▸ ACTION ITEM: Check each line of the listing for the string "icon", then state how many lines have it. Only the number is wanted.
══════════════════════════════
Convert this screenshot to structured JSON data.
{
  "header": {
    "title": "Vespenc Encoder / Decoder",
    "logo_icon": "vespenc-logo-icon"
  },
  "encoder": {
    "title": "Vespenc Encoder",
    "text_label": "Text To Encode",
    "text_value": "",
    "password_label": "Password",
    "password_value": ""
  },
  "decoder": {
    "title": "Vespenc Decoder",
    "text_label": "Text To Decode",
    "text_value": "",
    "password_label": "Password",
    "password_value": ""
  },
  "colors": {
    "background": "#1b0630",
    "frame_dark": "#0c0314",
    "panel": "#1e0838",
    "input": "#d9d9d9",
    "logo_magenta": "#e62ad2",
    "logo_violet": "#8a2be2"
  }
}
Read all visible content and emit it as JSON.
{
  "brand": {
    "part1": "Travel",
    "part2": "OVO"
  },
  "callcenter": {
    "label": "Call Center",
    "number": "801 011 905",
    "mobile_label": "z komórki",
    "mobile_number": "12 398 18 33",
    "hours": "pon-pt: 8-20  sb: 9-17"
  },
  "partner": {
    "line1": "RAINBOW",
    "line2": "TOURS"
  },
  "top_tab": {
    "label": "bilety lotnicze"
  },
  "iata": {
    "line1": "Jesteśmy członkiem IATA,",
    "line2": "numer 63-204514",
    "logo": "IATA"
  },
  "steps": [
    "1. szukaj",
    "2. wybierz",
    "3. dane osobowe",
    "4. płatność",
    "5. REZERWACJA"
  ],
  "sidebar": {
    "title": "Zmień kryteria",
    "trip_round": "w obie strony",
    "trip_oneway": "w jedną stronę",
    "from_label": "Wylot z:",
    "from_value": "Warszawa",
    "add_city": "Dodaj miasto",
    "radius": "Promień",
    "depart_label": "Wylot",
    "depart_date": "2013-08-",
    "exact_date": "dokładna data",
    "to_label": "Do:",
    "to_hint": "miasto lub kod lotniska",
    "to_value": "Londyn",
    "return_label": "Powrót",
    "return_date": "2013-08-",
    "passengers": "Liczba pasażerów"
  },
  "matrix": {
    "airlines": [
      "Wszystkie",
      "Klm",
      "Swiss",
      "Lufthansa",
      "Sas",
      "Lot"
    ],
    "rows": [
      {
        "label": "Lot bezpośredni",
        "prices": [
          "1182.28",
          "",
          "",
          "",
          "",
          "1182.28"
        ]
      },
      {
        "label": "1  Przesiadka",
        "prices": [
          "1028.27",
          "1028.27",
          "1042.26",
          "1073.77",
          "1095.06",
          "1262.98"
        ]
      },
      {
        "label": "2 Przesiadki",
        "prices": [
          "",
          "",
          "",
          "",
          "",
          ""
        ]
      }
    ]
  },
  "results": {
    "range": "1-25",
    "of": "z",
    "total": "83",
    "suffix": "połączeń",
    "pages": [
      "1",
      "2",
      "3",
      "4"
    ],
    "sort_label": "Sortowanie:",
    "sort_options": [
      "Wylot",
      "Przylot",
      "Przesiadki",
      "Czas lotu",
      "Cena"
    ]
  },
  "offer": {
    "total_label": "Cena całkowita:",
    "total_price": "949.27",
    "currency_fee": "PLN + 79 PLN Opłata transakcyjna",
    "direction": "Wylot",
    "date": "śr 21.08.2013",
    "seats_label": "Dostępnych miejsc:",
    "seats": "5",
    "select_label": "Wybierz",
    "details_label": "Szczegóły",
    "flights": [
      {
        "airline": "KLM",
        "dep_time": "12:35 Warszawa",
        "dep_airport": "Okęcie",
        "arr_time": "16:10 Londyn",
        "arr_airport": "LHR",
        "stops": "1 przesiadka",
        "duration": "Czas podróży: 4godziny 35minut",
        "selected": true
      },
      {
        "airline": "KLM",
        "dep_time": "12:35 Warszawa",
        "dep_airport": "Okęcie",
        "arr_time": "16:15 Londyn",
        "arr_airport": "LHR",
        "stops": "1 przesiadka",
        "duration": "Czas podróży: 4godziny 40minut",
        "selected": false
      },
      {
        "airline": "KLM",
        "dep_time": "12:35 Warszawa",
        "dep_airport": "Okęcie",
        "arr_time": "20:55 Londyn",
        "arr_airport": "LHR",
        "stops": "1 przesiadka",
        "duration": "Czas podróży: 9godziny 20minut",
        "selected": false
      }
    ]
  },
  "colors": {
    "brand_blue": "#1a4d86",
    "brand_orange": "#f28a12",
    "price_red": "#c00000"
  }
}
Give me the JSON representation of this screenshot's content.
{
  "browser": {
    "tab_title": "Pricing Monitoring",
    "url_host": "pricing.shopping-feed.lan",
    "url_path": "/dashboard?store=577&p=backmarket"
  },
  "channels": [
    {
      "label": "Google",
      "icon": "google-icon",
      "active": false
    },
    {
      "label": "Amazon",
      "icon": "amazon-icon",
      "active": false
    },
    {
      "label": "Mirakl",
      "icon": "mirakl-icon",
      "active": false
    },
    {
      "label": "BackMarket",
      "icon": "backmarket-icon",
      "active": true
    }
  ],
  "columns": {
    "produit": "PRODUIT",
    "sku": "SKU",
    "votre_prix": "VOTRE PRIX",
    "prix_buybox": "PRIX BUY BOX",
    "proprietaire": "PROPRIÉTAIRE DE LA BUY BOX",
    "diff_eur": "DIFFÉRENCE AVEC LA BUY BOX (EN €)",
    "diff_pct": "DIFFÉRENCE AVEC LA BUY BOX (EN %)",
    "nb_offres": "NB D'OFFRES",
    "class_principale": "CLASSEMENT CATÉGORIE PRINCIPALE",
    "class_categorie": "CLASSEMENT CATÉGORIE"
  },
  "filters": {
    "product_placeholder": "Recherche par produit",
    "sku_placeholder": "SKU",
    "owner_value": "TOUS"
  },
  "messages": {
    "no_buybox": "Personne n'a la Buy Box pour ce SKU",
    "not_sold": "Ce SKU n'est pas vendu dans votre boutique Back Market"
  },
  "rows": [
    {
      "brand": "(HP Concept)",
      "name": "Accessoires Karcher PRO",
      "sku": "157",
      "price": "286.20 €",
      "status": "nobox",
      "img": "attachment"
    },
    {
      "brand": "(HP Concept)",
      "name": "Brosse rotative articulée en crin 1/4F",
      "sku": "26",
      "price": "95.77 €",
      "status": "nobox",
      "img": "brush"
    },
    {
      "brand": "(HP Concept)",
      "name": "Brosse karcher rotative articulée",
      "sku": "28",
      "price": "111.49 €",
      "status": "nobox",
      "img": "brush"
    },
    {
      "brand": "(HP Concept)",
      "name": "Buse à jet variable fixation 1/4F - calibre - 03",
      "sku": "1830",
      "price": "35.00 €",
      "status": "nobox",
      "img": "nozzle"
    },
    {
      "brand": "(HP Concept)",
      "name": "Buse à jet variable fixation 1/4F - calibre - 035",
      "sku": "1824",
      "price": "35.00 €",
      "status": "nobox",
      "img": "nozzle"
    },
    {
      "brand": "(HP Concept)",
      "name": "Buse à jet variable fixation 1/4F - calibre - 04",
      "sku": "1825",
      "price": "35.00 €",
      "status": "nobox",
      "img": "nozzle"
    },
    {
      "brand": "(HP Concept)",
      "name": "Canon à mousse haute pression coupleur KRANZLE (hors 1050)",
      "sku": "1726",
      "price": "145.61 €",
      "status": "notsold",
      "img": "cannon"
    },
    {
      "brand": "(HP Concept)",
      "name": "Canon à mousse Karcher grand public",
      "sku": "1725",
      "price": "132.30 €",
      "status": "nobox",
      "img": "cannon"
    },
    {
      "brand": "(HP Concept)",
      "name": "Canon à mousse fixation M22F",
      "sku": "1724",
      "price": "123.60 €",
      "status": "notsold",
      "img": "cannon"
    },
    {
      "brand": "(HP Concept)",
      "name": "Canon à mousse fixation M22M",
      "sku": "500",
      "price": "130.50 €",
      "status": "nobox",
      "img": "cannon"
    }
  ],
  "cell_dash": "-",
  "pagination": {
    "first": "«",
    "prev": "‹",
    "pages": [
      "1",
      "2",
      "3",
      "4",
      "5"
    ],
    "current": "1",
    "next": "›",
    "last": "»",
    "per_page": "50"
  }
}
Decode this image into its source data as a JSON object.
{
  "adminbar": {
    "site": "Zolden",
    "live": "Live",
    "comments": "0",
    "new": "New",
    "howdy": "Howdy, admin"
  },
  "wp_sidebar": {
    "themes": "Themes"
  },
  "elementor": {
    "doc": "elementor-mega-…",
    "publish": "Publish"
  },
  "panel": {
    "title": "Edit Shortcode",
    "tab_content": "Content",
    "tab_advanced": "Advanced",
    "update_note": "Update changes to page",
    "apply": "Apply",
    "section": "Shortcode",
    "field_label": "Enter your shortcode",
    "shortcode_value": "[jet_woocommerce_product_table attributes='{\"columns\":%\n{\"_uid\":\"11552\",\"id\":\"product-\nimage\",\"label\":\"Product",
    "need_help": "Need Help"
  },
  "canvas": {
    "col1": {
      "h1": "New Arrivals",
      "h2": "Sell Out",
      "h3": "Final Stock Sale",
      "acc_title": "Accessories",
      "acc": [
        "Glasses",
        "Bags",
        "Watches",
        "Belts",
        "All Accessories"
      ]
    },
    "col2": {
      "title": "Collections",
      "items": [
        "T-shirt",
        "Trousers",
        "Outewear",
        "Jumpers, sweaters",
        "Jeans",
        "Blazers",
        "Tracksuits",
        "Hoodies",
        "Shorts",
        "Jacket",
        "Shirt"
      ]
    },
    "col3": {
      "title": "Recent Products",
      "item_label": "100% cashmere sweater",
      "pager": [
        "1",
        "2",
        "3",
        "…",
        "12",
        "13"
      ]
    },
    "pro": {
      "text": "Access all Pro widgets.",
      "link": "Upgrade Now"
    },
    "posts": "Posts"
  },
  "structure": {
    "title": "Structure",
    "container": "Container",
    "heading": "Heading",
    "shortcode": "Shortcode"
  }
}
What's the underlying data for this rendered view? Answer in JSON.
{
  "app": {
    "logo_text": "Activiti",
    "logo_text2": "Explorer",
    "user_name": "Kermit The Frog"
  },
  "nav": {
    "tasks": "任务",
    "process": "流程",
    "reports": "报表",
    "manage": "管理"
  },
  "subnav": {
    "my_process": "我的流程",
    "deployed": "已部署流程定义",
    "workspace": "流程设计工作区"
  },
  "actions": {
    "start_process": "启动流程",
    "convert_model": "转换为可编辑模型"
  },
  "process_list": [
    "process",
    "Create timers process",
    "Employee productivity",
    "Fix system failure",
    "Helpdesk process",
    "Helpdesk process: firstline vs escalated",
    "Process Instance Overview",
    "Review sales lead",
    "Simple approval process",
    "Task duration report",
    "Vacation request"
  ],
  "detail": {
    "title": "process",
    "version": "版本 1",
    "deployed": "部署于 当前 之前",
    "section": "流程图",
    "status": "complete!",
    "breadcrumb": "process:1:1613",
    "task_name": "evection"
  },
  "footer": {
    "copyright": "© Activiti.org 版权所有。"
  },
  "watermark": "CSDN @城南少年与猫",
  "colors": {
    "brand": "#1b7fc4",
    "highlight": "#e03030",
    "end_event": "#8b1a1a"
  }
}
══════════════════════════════
▸ ANSWER BELOW: 5